"""

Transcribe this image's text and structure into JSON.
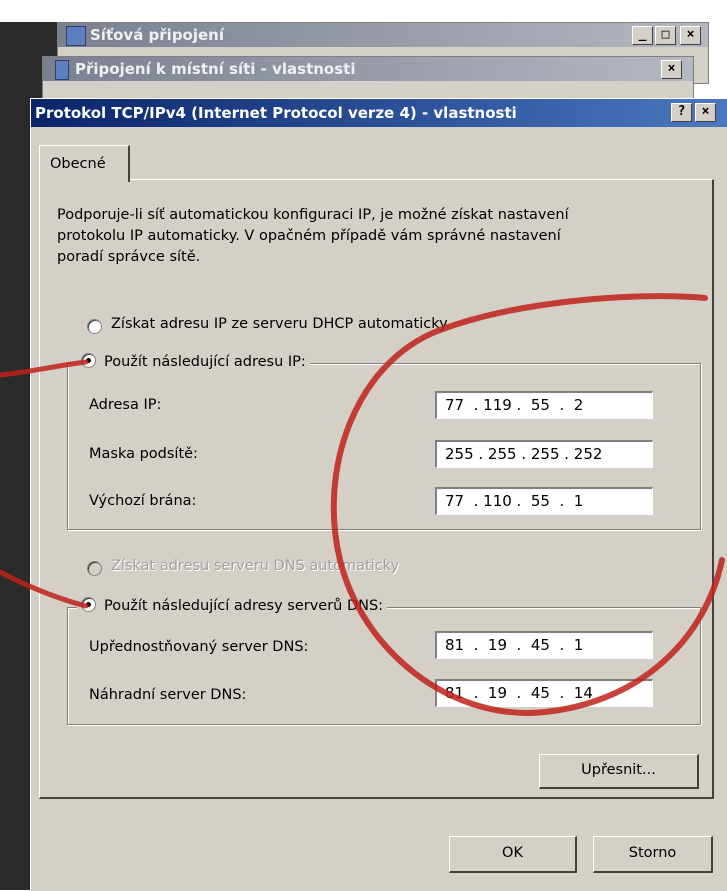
{
  "background_windows": [
    {
      "title": "Síťová připojení",
      "buttons": [
        "_",
        "□",
        "×"
      ]
    },
    {
      "title": "Připojení k místní síti - vlastnosti",
      "buttons": [
        "×"
      ]
    }
  ],
  "dialog": {
    "title": "Protokol TCP/IPv4 (Internet Protocol verze 4) - vlastnosti",
    "help_button": "?",
    "close_button": "×",
    "tab": "Obecné",
    "description": [
      "Podporuje-li síť automatickou konfiguraci IP, je možné získat nastavení",
      "protokolu IP automaticky. V opačném případě vám správné nastavení",
      "poradí správce sítě."
    ],
    "ip_section": {
      "radio_auto": "Získat adresu IP ze serveru DHCP automaticky",
      "radio_manual": "Použít následující adresu IP:",
      "selected": "manual",
      "fields": [
        {
          "label": "Adresa IP:",
          "value": "77  . 119 .  55  .  2"
        },
        {
          "label": "Maska podsítě:",
          "value": "255 . 255 . 255 . 252"
        },
        {
          "label": "Výchozí brána:",
          "value": "77  . 110 .  55  .  1"
        }
      ]
    },
    "dns_section": {
      "radio_auto": "Získat adresu serveru DNS automaticky",
      "radio_manual": "Použít následující adresy serverů DNS:",
      "selected": "manual",
      "fields": [
        {
          "label": "Upřednostňovaný server DNS:",
          "value": "81  .  19  .  45  .  1"
        },
        {
          "label": "Náhradní server DNS:",
          "value": "81  .  19  .  45  .  14"
        }
      ]
    },
    "advanced_button": "Upřesnit...",
    "ok_button": "OK",
    "cancel_button": "Storno"
  },
  "colors": {
    "dialog_face": "#d4d0c8",
    "active_title": "#0a246a",
    "annotation_red": "#c0221a"
  }
}
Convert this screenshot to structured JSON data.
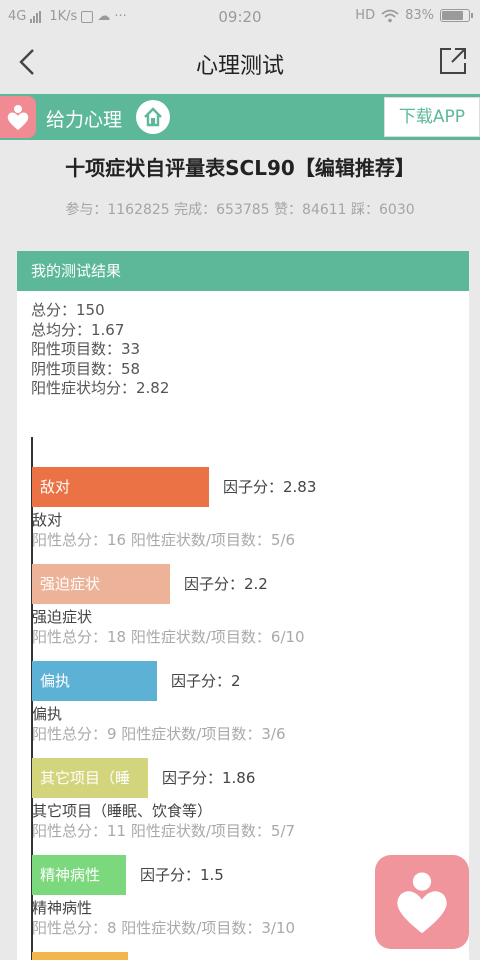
{
  "status_bar": {
    "network": "4G",
    "speed": "1K/s",
    "time": "09:20",
    "hd": "HD",
    "battery_text": "83%",
    "battery_level": 0.83
  },
  "nav": {
    "title": "心理测试",
    "back_icon": "chevron-left-icon",
    "share_icon": "share-icon"
  },
  "brand": {
    "name": "给力心理",
    "download_label": "下载APP"
  },
  "test": {
    "title": "十项症状自评量表SCL90【编辑推荐】",
    "stats": "参与：1162825 完成：653785 赞：84611 踩：6030"
  },
  "result": {
    "header": "我的测试结果",
    "summary": [
      "总分：150",
      "总均分：1.67",
      "阳性项目数：33",
      "阴性项目数：58",
      "阳性症状均分：2.82"
    ]
  },
  "chart_data": {
    "type": "bar",
    "orientation": "horizontal",
    "categories": [
      "敌对",
      "强迫症状",
      "偏执",
      "其它项目（睡眠、饮食等）",
      "精神病性"
    ],
    "values": [
      2.83,
      2.2,
      2,
      1.86,
      1.5
    ],
    "factors": [
      {
        "bar_label": "敌对",
        "score": "因子分：2.83",
        "value": 2.83,
        "name": "敌对",
        "detail": "阳性总分：16    阳性症状数/项目数：5/6",
        "color": "#ea7244"
      },
      {
        "bar_label": "强迫症状",
        "score": "因子分：2.2",
        "value": 2.2,
        "name": "强迫症状",
        "detail": "阳性总分：18    阳性症状数/项目数：6/10",
        "color": "#edb399"
      },
      {
        "bar_label": "偏执",
        "score": "因子分：2",
        "value": 2,
        "name": "偏执",
        "detail": "阳性总分：9    阳性症状数/项目数：3/6",
        "color": "#5cb1d5"
      },
      {
        "bar_label": "其它项目（睡",
        "score": "因子分：1.86",
        "value": 1.86,
        "name": "其它项目（睡眠、饮食等）",
        "detail": "阳性总分：11    阳性症状数/项目数：5/7",
        "color": "#d3d57d"
      },
      {
        "bar_label": "精神病性",
        "score": "因子分：1.5",
        "value": 1.5,
        "name": "精神病性",
        "detail": "阳性总分：8    阳性症状数/项目数：3/10",
        "color": "#7cd87c"
      }
    ],
    "next_bar_color": "#f1b64c"
  },
  "colors": {
    "brand_green": "#5cb898",
    "brand_pink": "#f08a93"
  }
}
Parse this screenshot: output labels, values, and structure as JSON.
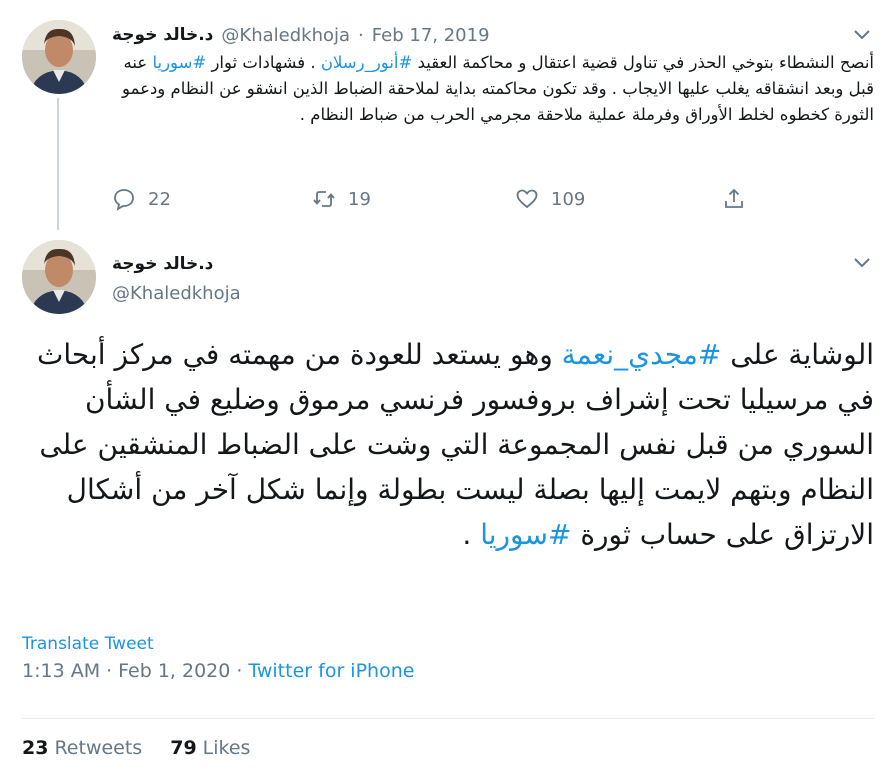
{
  "tweet1": {
    "display_name": "د.خالد خوجة",
    "handle": "@Khaledkhoja",
    "separator": "·",
    "date": "Feb 17, 2019",
    "text_part1": "أنصح النشطاء بتوخي الحذر في تناول قضية اعتقال و محاكمة العقيد ",
    "hashtag1": "#أنور_رسلان",
    "text_part2": " . فشهادات ثوار ",
    "hashtag2": "#سوريا",
    "text_part3": " عنه قبل وبعد انشقاقه يغلب عليها الايجاب . وقد تكون محاكمته بداية لملاحقة الضباط الذين انشقو عن النظام ودعمو الثورة كخطوه لخلط الأوراق وفرملة عملية ملاحقة مجرمي الحرب من ضباط النظام .",
    "reply_count": "22",
    "retweet_count": "19",
    "like_count": "109"
  },
  "tweet2": {
    "display_name": "د.خالد خوجة",
    "handle": "@Khaledkhoja",
    "text_part1": "الوشاية على ",
    "hashtag1": "#مجدي_نعمة",
    "text_part2": " وهو يستعد للعودة من مهمته في مركز أبحاث في مرسيليا تحت إشراف بروفسور فرنسي مرموق وضليع في الشأن السوري من قبل نفس المجموعة التي وشت على الضباط المنشقين على النظام وبتهم لايمت إليها بصلة ليست بطولة وإنما شكل آخر من أشكال الارتزاق على حساب ثورة ",
    "hashtag2": "#سوريا",
    "text_part3": " .",
    "translate_label": "Translate Tweet",
    "time": "1:13 AM",
    "separator": "·",
    "date": "Feb 1, 2020",
    "source": "Twitter for iPhone",
    "retweets_count": "23",
    "retweets_label": "Retweets",
    "likes_count": "79",
    "likes_label": "Likes"
  },
  "colors": {
    "link": "#1b95e0",
    "secondary_text": "#657786",
    "primary_text": "#14171a",
    "divider": "#e6ecf0"
  },
  "icons": {
    "reply": "reply-icon",
    "retweet": "retweet-icon",
    "like": "heart-icon",
    "share": "share-icon",
    "more": "chevron-down-icon"
  }
}
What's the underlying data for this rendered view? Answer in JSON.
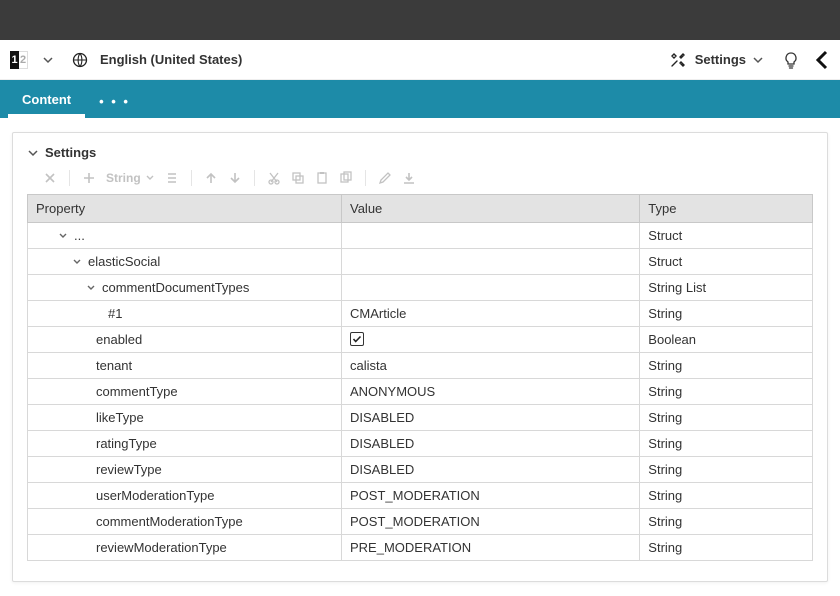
{
  "topbar": {
    "logo_left": "1",
    "logo_right": "2",
    "language": "English (United States)",
    "settings_label": "Settings"
  },
  "tabs": {
    "content": "Content",
    "more": "• • •"
  },
  "section": {
    "title": "Settings"
  },
  "toolbar": {
    "type_label": "String"
  },
  "table": {
    "headers": {
      "property": "Property",
      "value": "Value",
      "type": "Type"
    },
    "rows": [
      {
        "indent": 20,
        "twisty": "down",
        "prop": "...",
        "value": "",
        "type": "Struct"
      },
      {
        "indent": 34,
        "twisty": "down",
        "prop": "elasticSocial",
        "value": "",
        "type": "Struct"
      },
      {
        "indent": 48,
        "twisty": "down",
        "prop": "commentDocumentTypes",
        "value": "",
        "type": "String List"
      },
      {
        "indent": 72,
        "twisty": "",
        "prop": "#1",
        "value": "CMArticle",
        "type": "String"
      },
      {
        "indent": 60,
        "twisty": "",
        "prop": "enabled",
        "value_check": true,
        "type": "Boolean"
      },
      {
        "indent": 60,
        "twisty": "",
        "prop": "tenant",
        "value": "calista",
        "type": "String"
      },
      {
        "indent": 60,
        "twisty": "",
        "prop": "commentType",
        "value": "ANONYMOUS",
        "type": "String"
      },
      {
        "indent": 60,
        "twisty": "",
        "prop": "likeType",
        "value": "DISABLED",
        "type": "String"
      },
      {
        "indent": 60,
        "twisty": "",
        "prop": "ratingType",
        "value": "DISABLED",
        "type": "String"
      },
      {
        "indent": 60,
        "twisty": "",
        "prop": "reviewType",
        "value": "DISABLED",
        "type": "String"
      },
      {
        "indent": 60,
        "twisty": "",
        "prop": "userModerationType",
        "value": "POST_MODERATION",
        "type": "String"
      },
      {
        "indent": 60,
        "twisty": "",
        "prop": "commentModerationType",
        "value": "POST_MODERATION",
        "type": "String"
      },
      {
        "indent": 60,
        "twisty": "",
        "prop": "reviewModerationType",
        "value": "PRE_MODERATION",
        "type": "String"
      }
    ]
  }
}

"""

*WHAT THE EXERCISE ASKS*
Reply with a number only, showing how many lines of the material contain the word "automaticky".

*YOUR RESPONSE*
3